- _PROMPT_
Find every line in the records below that contains the word "configs", and copy each such line.

Start of THE RECORDS

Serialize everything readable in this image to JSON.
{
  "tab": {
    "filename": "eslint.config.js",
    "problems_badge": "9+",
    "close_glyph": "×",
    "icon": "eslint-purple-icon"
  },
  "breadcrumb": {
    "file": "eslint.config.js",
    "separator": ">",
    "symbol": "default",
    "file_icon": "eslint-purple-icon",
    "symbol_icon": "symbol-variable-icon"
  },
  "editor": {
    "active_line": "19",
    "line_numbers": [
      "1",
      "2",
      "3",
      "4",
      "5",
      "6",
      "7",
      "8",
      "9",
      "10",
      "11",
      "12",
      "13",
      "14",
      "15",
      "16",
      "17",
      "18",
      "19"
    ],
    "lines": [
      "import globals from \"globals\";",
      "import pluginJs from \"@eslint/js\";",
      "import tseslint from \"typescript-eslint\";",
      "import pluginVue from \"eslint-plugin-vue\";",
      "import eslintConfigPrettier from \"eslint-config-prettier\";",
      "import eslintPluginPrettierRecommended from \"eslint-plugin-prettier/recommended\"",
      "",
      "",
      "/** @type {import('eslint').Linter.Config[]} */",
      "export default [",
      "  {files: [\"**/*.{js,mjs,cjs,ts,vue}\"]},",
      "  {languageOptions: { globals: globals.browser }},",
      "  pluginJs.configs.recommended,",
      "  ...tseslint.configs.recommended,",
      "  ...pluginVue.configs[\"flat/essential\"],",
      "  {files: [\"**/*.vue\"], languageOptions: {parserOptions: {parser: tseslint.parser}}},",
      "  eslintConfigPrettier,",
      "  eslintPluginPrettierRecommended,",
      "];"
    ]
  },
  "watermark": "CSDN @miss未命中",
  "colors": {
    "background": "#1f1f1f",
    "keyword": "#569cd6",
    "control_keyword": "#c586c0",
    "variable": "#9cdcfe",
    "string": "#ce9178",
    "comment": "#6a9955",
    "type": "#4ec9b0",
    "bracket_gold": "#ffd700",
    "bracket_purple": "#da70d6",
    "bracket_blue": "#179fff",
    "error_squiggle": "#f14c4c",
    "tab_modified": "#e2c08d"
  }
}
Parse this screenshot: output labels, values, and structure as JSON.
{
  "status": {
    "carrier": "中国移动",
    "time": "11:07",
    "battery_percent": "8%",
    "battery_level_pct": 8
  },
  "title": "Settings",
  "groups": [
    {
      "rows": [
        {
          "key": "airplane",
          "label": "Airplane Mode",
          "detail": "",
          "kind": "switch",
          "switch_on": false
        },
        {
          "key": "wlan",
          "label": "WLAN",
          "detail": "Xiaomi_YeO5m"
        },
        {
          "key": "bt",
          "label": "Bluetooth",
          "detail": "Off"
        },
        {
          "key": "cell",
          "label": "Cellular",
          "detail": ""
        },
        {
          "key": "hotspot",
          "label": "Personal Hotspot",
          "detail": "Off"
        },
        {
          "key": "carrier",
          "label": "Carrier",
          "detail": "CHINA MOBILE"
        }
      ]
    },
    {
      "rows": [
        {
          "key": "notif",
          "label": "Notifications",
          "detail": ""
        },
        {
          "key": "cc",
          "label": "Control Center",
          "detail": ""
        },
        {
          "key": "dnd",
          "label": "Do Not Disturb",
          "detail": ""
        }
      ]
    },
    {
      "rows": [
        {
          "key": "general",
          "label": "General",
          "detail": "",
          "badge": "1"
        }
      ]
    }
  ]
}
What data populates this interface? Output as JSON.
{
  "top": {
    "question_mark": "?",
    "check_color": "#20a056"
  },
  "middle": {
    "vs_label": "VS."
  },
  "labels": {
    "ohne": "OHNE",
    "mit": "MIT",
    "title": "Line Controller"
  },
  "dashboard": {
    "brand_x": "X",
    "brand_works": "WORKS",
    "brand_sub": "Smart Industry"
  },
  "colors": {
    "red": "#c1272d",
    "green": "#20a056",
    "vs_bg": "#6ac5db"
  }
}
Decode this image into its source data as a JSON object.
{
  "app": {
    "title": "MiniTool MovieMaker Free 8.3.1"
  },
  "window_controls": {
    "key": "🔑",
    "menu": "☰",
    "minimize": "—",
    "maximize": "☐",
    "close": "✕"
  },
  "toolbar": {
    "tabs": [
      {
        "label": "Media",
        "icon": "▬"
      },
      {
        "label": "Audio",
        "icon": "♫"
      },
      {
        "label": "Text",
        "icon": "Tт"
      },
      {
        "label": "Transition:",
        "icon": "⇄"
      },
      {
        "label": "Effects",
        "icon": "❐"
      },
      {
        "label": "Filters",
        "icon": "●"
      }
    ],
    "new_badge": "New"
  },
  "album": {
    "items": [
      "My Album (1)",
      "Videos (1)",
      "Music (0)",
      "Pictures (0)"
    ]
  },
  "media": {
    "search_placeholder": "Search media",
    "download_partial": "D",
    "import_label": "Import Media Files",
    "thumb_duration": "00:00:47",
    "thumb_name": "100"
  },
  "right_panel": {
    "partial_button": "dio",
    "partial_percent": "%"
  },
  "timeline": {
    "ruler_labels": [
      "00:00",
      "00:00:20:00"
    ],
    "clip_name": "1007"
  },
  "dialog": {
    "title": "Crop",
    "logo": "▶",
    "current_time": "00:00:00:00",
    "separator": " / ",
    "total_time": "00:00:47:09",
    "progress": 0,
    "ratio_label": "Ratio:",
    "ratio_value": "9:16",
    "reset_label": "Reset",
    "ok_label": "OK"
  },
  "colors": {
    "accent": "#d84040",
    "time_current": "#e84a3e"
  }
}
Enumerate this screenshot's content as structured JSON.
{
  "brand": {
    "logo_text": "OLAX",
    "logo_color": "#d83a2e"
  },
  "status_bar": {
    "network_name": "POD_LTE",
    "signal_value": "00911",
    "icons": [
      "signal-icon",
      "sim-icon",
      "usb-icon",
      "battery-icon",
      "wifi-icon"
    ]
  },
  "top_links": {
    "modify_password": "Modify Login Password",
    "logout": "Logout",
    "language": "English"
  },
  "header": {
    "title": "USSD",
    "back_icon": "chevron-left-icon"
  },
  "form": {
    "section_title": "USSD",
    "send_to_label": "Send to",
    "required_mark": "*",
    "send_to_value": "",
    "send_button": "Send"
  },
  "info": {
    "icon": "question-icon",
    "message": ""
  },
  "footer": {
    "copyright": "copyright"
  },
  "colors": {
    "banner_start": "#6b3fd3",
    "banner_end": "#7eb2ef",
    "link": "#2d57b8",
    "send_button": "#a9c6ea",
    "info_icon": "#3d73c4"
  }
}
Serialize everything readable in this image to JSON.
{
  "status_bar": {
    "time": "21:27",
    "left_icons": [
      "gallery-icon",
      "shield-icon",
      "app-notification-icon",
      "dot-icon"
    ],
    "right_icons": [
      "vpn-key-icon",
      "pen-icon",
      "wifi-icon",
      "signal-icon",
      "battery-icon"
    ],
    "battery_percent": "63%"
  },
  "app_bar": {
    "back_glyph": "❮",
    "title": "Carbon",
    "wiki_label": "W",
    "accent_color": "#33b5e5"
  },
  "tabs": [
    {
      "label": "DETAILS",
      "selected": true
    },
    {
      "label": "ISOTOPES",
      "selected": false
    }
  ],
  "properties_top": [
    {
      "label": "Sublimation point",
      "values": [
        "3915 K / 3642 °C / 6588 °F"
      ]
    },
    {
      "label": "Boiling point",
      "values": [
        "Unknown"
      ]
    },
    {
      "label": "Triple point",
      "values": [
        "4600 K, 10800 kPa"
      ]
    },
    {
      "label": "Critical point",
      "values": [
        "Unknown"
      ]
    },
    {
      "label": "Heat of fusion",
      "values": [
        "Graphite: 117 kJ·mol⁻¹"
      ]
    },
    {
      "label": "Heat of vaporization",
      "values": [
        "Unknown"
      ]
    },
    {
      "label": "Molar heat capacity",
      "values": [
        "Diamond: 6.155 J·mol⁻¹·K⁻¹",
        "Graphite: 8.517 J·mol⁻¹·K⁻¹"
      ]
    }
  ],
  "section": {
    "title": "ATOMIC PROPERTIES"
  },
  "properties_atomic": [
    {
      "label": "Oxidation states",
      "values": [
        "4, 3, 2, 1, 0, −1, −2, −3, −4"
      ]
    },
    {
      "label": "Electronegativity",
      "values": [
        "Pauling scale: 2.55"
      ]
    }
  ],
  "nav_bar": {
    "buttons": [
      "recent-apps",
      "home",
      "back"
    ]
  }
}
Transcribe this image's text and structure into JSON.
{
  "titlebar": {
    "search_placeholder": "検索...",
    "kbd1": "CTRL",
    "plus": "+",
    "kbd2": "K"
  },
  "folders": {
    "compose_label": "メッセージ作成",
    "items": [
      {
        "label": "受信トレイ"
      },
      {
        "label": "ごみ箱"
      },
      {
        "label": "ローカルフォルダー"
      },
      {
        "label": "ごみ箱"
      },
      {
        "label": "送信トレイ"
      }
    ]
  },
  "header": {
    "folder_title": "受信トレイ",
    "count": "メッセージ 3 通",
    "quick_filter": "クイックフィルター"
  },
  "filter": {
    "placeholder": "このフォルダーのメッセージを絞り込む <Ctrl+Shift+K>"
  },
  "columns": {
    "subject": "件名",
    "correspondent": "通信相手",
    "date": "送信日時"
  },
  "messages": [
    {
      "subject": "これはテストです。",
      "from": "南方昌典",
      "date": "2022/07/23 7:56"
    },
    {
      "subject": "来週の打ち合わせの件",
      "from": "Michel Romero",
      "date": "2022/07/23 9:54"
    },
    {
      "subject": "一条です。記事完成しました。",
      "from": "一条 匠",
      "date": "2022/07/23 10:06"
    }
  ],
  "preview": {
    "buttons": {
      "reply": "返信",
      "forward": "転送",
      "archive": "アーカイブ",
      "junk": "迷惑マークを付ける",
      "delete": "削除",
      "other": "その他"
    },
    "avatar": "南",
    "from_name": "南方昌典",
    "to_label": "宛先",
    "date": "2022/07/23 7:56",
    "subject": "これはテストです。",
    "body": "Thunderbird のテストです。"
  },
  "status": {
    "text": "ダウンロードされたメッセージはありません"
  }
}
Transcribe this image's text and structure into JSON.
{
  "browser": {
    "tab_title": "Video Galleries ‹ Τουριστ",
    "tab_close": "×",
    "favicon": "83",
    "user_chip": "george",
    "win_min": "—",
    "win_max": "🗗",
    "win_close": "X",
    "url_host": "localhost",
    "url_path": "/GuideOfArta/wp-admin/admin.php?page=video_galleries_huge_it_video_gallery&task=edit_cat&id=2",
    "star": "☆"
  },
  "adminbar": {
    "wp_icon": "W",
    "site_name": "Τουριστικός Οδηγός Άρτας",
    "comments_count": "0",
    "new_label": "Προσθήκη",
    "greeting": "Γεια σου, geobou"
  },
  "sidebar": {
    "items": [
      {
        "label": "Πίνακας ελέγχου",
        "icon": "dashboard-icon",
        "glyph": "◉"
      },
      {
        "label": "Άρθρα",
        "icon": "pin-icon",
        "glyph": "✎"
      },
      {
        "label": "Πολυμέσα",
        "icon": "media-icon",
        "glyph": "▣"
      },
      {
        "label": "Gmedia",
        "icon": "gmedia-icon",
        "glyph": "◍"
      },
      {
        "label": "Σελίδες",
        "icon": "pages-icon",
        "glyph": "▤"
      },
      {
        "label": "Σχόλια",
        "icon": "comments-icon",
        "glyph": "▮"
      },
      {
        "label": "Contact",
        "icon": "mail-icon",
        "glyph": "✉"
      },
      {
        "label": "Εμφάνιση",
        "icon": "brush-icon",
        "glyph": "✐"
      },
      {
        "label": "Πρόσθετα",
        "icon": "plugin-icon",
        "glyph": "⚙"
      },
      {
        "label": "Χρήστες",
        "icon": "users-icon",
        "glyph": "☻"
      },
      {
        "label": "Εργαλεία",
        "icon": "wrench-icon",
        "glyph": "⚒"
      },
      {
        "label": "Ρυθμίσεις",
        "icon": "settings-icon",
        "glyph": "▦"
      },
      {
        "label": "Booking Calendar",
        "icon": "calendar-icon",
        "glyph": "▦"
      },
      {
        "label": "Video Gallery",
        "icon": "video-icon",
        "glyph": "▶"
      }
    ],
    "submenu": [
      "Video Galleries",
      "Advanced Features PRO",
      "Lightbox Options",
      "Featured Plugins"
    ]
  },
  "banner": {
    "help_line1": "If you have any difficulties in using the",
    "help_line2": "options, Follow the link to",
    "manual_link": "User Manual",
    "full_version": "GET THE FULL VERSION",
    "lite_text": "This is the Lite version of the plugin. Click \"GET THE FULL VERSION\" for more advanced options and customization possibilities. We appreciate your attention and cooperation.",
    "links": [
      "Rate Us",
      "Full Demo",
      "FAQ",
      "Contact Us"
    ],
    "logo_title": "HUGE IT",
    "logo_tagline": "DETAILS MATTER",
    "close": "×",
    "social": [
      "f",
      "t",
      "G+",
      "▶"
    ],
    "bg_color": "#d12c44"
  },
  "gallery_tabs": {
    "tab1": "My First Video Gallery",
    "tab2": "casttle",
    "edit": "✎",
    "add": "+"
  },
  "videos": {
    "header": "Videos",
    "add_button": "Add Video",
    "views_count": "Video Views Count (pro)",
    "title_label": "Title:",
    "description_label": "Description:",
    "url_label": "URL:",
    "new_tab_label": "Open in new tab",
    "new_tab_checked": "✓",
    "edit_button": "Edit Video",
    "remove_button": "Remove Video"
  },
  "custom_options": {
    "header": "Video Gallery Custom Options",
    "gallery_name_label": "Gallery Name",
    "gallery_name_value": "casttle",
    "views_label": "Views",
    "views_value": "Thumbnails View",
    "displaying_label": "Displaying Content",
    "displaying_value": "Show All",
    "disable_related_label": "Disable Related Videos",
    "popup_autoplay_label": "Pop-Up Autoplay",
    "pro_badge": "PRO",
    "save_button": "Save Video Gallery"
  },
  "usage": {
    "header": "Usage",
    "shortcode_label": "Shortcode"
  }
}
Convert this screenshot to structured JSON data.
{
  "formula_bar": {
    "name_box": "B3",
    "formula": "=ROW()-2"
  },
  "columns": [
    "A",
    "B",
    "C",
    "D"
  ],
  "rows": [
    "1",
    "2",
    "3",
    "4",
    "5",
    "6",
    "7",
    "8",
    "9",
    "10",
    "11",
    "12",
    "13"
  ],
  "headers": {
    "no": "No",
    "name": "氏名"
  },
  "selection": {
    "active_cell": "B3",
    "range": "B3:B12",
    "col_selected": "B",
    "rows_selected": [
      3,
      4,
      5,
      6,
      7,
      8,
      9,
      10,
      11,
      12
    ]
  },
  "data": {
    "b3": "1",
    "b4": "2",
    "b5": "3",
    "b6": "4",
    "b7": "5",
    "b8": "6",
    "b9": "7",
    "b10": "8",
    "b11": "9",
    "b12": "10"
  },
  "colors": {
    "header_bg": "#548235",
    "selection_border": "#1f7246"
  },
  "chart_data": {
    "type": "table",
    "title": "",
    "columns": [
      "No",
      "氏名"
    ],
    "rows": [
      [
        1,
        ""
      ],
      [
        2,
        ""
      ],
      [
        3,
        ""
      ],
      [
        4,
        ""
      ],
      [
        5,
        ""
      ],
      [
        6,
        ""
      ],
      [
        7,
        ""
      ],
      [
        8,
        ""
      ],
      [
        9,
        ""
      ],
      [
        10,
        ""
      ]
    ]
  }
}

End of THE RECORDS

- _ANSWER BOX_
      "  pluginJs.configs.recommended,",
      "  ...tseslint.configs.recommended,",
      "  ...pluginVue.configs[\"flat/essential\"],",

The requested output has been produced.